Should I Always Lay Up

    Every now and then, we’re forced to invoke the most dreaded word in golf: shank.

    Much as we’d love to pretend otherwise, shanks happen. They’re as inevitable as death and taxes – and arguably the worst of the three. A shank occurs when the ball is struck between the hosel and face of the club, usually an iron or wedge, and rockets away at a nearly 90° angle to the target line.

    Not good. Not good at all.

    OK, so now that we’ve got them out in the open, we might as well deal with the shanks head-on. That means examining their root cause, a swing flaw called “laying off the club.”

    The term describes a position at the top of the backswing where the golfer’s club points well left of the target (assuming he’s right-handed). Unless the golfer can compensate for this position on the downswing, the club approaches the ball from a severe inside-to-out angle. When the golfer is unable to rotate the clubface on time, the hosel reaches the ball first and a shank ensues.

    Now that you know the definition and dangers of laying off the club, it’s time for a little good news: It’s a fairly easy problem to fix. Usually, a laid-off club results from a takeaway that’s too far inside the target line. This creates an extremely flat (horizontal) swing plane and, ultimately, a shank.

    Here’s a practice drill that’ll help you correct a laid-off backswing:

  • Place a headcover, range ball basket or similar object on the ground about 6” – 10” behind the ball, and a few inches inside the target line.
  • Make a slow half-swing, taking the club back straight down the target line so that you miss the headcover.
  • Stop when you reach the top, and look up to gauge where the club is pointed. Ideally, it will be parallel to the target line, although slightly left or right is OK. Practice with your left side to a mirror to get a better look at your position.
  • Try several more half-swings to gain a feel for the proper takeaway. Then graduate to hitting shots.
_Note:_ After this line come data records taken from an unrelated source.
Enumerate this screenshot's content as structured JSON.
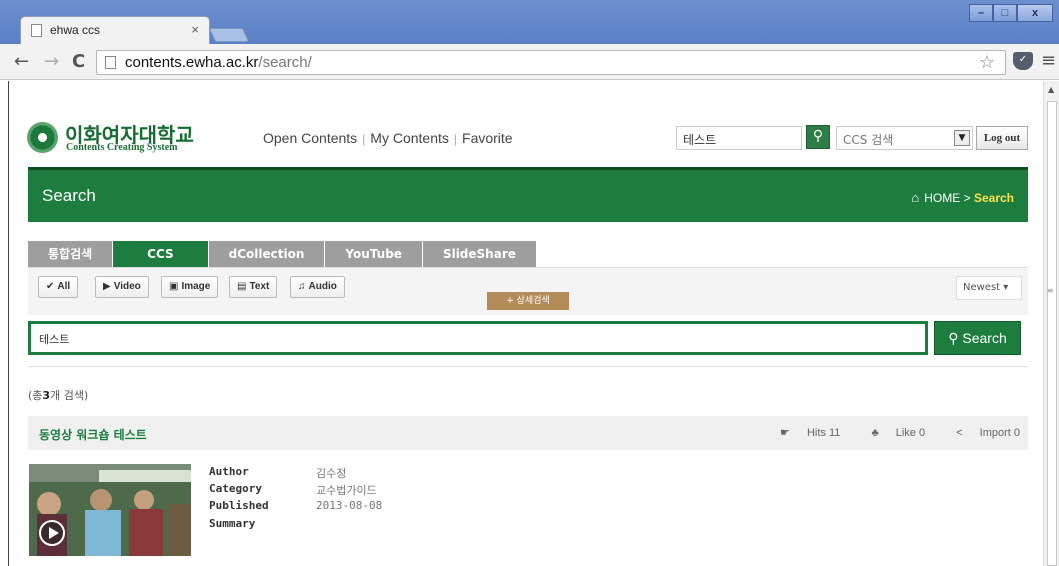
{
  "browser": {
    "tab_title": "ehwa ccs",
    "tab_close": "×",
    "url_host": "contents.ewha.ac.kr",
    "url_path": "/search/",
    "window_min": "–",
    "window_max": "□",
    "window_close": "x",
    "back": "←",
    "forward": "→",
    "reload": "C",
    "star": "☆",
    "menu": "≡"
  },
  "header": {
    "logo_kr": "이화여자대학교",
    "logo_en": "Contents Creating System",
    "nav": [
      "Open Contents",
      "My Contents",
      "Favorite"
    ],
    "search_value": "테스트",
    "select_value": "CCS 검색",
    "logout": "Log out"
  },
  "banner": {
    "title": "Search",
    "crumb_home": "HOME",
    "crumb_sep": ">",
    "crumb_current": "Search"
  },
  "tabs": [
    "통합검색",
    "CCS",
    "dCollection",
    "YouTube",
    "SlideShare"
  ],
  "active_tab": "CCS",
  "filters": [
    {
      "icon": "✔",
      "label": "All"
    },
    {
      "icon": "▶",
      "label": "Video"
    },
    {
      "icon": "▣",
      "label": "Image"
    },
    {
      "icon": "▤",
      "label": "Text"
    },
    {
      "icon": "♫",
      "label": "Audio"
    }
  ],
  "sort": "Newest",
  "detail_search": "+ 상세검색",
  "search": {
    "value": "테스트",
    "button": "Search"
  },
  "result_count": {
    "prefix": "(총",
    "count": "3",
    "suffix": "개 검색)"
  },
  "result": {
    "title": "동영상 워크숍 테스트",
    "hits": "Hits 11",
    "like": "Like 0",
    "import": "Import 0",
    "labels": [
      "Author",
      "Category",
      "Published",
      "Summary"
    ],
    "author": "김수정",
    "category": "교수법가이드",
    "published": "2013-08-08",
    "summary": ""
  },
  "colors": {
    "brand_green": "#1c7d3f",
    "tab_gray": "#9e9e9e",
    "accent_yellow": "#ffe04a"
  }
}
Once you’re striking them solidly and shank-free, remove the headcover and repeat the same backswing.
  • The drill is designed to ingrain a more upright (vertical) swing plane and get your club approaching the ball at a shallower angle. Achieve this and you’ll bury the shanks for good.